● **Excerpted records**:
____

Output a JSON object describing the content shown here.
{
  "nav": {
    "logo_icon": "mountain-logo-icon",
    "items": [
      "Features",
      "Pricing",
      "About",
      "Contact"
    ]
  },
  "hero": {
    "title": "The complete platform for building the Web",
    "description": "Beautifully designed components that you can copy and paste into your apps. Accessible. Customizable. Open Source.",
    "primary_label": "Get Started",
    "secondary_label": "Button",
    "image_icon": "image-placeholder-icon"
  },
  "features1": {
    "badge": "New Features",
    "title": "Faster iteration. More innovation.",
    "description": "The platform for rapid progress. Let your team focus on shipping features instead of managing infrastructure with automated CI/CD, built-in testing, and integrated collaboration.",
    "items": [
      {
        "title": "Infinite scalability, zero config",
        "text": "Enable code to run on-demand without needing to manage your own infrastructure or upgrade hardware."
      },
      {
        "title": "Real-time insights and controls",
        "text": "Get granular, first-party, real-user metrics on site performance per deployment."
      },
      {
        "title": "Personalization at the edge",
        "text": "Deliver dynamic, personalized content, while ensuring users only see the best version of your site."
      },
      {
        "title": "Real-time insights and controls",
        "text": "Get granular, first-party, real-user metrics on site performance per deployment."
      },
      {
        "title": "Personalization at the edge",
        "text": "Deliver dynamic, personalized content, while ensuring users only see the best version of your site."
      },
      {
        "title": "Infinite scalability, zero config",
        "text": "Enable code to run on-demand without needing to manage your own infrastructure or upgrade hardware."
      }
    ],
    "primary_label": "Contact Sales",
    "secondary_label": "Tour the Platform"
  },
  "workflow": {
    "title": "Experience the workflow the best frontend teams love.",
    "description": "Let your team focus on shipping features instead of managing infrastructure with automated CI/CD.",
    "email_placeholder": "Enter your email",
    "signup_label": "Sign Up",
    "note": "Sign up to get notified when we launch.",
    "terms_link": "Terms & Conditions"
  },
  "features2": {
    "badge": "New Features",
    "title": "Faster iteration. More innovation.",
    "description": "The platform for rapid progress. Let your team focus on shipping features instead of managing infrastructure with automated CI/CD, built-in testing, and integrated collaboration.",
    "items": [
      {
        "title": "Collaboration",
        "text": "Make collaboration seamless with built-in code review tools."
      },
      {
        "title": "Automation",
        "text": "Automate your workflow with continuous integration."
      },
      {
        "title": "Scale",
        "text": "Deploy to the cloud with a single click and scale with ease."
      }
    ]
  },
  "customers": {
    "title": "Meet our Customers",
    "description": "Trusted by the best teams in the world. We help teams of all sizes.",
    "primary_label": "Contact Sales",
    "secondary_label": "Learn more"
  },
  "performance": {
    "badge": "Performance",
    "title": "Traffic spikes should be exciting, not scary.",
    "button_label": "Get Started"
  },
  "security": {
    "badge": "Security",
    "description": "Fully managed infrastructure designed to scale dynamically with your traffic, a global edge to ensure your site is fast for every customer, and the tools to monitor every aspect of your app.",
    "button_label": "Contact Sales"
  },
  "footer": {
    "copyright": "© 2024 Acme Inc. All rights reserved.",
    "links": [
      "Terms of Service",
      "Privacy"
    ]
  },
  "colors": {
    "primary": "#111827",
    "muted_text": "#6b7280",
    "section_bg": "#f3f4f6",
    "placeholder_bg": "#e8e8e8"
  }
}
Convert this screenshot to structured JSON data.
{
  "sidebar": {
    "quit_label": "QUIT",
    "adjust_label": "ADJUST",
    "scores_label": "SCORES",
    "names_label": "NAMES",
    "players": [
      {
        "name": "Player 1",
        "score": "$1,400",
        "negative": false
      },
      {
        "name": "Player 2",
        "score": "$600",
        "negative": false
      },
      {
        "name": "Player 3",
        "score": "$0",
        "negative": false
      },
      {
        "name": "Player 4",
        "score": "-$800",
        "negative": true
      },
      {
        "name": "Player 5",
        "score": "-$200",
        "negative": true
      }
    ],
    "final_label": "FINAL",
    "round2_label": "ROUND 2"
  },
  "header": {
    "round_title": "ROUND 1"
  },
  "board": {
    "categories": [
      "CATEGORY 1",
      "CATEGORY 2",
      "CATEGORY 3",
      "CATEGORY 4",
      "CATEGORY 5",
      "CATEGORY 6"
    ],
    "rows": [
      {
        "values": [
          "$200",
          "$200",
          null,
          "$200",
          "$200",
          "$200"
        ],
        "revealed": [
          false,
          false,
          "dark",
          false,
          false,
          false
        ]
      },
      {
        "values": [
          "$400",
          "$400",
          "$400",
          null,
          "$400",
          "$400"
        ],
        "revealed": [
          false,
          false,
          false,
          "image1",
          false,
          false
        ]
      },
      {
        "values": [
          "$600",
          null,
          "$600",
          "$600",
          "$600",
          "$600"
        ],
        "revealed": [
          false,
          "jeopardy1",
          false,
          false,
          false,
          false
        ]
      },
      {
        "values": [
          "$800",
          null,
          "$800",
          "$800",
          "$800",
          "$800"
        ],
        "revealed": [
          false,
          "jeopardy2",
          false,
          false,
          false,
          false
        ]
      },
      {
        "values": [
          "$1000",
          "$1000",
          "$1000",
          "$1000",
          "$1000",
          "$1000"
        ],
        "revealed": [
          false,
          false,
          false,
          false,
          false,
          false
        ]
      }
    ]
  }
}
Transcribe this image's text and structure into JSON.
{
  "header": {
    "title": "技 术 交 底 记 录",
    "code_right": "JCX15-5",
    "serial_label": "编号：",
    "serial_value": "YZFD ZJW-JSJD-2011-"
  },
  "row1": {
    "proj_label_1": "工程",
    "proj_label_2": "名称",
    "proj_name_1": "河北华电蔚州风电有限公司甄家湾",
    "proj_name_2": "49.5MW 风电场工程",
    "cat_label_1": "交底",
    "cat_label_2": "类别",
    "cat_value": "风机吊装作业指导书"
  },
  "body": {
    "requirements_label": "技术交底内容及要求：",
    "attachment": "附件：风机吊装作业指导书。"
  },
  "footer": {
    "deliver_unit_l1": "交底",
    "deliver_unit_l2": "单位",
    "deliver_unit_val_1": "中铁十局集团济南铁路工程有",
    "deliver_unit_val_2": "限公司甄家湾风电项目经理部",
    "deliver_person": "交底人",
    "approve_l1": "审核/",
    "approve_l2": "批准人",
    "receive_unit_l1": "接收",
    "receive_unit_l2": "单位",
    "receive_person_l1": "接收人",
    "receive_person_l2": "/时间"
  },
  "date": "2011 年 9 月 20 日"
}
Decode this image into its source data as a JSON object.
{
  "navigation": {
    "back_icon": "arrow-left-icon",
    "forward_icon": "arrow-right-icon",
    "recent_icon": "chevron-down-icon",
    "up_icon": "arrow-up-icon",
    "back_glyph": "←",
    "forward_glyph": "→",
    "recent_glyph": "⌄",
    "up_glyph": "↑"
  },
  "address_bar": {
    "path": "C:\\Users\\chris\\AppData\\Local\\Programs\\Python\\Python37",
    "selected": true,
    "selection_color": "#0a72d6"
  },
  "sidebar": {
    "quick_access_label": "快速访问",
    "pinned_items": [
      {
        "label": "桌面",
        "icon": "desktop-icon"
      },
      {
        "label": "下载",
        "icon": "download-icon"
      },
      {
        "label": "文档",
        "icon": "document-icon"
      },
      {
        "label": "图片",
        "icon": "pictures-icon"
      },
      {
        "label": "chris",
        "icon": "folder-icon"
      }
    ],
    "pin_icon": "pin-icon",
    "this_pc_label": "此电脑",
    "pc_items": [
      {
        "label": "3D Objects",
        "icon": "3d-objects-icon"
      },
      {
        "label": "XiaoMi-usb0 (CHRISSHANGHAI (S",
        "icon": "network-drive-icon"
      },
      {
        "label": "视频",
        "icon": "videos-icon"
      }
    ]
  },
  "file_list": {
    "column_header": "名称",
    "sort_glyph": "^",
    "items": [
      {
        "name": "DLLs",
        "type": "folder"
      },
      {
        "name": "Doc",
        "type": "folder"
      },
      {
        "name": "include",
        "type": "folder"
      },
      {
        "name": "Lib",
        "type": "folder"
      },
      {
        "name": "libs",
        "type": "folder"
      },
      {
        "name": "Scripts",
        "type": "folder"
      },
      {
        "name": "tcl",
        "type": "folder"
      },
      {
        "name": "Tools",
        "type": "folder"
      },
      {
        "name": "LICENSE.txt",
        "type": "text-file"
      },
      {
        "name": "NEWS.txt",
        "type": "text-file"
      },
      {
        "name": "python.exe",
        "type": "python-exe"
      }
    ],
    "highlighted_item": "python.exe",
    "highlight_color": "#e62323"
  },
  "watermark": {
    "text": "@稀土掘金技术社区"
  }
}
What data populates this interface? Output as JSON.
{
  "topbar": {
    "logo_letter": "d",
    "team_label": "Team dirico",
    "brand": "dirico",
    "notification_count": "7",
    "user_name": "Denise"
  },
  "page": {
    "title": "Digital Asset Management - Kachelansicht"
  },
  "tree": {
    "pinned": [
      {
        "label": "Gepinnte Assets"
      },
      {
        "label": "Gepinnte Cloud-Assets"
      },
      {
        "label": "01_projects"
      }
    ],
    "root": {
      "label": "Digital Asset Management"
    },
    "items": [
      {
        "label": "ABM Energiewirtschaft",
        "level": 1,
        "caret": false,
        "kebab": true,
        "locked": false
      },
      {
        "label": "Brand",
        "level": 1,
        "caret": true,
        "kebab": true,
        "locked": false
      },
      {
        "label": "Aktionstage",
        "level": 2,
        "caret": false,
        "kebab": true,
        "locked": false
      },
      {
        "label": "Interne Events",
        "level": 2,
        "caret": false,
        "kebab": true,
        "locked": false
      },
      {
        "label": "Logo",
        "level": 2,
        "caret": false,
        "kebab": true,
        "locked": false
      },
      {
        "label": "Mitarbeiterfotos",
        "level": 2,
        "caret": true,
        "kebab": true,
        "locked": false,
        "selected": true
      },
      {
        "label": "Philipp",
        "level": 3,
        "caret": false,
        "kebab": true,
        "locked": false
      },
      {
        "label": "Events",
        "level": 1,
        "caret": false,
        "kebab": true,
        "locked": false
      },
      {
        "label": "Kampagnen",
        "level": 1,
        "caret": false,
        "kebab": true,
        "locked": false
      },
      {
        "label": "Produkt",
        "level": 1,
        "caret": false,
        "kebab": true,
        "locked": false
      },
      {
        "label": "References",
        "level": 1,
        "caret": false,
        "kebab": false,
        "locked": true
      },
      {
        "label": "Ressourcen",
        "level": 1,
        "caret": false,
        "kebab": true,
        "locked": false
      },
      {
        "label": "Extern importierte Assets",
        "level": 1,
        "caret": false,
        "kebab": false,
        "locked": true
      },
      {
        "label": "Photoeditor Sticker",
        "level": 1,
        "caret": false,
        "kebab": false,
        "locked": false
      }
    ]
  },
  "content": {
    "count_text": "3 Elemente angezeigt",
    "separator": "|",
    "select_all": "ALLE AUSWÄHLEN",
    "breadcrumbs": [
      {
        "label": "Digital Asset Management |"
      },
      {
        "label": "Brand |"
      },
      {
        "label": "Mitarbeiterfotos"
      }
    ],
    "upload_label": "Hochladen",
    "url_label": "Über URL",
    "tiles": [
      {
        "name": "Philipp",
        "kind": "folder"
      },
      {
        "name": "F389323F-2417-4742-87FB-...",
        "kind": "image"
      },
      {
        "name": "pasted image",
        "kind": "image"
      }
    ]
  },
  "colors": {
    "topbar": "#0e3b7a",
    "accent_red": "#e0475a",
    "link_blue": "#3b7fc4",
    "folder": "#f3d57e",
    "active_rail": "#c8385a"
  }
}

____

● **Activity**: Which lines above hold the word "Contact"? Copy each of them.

● **Solution to this problem**:
      "Contact"
    "primary_label": "Contact Sales",
    "primary_label": "Contact Sales",
    "button_label": "Contact Sales"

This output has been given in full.